Newton Mayor David Cohen, during a budget presentation to the Board of Aldermen Monday night, distanced the city’s upcoming $12 million override vote from the Newton North High School project and his own popularity.
‘‘The referendum on me is scheduled for November 2009, not May 20, 2008,’’ Cohen said of the proposed override of Proposition 2 1/2. ‘‘This vote is much larger than the mayor. This vote is about the citizens of Newton, and whether we have the resolve to do what we must to keep our city as vibrant as it is today.’’
If the override fails, Cohen said the $5.7 million cut the school system would face would eliminate 79 positions, more than half of which are teachers; reduce the custodial staff by six; curtail music, drama, and athletic offerings; not allow the schools to replace obsolete technology or increase maintenance of school buildings; and cut the materials, supplies, and textbooks budget.
The $2.6 million cut the municipal government would face if the override fails would eliminate 40 positions. The Police Department would not fill 14 officer vacancies, reducing the number of officers by 10 percent. The library would close four branches and reduce Sunday hours. The senior center would also close on Saturdays, eliminate programs such as transportation to houses of worship, and limit medical appointments to a two-mile radius.
Cohen said the cuts would affect citizens ranging in age from ‘‘0 to 100 in the City of Newton.
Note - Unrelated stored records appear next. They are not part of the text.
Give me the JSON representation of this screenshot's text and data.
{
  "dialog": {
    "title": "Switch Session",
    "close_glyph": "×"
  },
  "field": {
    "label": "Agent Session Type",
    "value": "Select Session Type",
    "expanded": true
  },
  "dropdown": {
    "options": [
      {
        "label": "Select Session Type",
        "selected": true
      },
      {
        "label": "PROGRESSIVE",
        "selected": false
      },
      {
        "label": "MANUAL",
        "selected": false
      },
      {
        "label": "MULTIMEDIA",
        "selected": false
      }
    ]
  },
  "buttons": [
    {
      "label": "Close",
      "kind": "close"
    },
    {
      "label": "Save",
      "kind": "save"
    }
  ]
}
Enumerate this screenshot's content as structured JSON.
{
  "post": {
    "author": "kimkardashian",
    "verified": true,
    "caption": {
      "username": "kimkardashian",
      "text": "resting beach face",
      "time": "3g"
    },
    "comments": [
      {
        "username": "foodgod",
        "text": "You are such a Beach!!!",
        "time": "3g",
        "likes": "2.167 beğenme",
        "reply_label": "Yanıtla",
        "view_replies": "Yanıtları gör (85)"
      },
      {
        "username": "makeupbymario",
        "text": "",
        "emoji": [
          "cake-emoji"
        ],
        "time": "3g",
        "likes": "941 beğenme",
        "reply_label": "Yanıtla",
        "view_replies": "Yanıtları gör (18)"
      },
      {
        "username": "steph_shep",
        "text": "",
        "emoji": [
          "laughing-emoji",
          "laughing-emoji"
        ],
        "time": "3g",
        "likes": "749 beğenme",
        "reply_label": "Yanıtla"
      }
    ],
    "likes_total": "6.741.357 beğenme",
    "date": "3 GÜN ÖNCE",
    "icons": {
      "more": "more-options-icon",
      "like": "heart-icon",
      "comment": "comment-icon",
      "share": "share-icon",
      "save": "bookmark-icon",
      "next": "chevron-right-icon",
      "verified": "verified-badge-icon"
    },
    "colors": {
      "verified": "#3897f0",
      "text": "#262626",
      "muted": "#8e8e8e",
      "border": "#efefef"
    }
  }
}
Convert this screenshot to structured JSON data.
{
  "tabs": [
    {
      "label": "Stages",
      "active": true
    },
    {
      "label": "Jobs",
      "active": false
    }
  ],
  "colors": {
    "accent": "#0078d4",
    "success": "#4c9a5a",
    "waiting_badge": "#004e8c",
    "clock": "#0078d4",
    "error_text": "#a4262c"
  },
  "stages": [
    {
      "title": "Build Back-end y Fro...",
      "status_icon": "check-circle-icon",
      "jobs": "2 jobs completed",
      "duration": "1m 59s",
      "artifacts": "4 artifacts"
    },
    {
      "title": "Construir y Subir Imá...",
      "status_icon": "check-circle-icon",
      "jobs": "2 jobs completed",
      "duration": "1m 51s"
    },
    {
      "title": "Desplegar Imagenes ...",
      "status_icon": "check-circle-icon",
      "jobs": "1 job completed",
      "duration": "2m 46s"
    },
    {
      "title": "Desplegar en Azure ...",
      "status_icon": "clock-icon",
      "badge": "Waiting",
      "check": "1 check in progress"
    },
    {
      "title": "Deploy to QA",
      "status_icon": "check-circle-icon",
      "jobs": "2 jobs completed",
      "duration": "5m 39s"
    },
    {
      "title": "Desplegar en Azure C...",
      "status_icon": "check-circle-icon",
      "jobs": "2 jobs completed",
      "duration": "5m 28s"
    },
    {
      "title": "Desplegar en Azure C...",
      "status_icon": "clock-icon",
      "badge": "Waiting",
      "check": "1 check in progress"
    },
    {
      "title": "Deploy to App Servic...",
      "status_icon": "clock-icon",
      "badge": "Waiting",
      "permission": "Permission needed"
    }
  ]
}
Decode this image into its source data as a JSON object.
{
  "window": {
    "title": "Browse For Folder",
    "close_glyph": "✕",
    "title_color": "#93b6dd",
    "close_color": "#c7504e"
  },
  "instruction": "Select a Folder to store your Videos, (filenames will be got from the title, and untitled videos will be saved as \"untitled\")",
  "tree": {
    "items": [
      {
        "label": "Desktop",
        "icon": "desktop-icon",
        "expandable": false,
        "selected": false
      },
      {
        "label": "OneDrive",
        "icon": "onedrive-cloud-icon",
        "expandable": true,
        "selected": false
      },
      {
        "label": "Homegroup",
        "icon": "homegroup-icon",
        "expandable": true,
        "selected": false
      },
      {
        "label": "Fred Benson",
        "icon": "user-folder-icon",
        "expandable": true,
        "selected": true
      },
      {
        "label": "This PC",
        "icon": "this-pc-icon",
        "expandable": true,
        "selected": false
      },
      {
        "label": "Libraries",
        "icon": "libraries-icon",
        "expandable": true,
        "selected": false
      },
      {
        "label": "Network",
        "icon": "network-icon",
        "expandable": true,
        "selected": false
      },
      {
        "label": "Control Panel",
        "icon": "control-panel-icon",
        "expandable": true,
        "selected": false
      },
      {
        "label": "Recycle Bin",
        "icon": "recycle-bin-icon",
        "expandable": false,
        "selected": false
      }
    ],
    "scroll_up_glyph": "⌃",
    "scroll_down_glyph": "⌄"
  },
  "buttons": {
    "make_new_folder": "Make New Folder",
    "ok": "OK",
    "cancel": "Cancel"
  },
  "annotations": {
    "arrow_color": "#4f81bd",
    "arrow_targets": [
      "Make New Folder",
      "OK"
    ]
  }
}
No neighborhood will be untouched, no constituency will be unharmed.’’
-- Rachana Rathi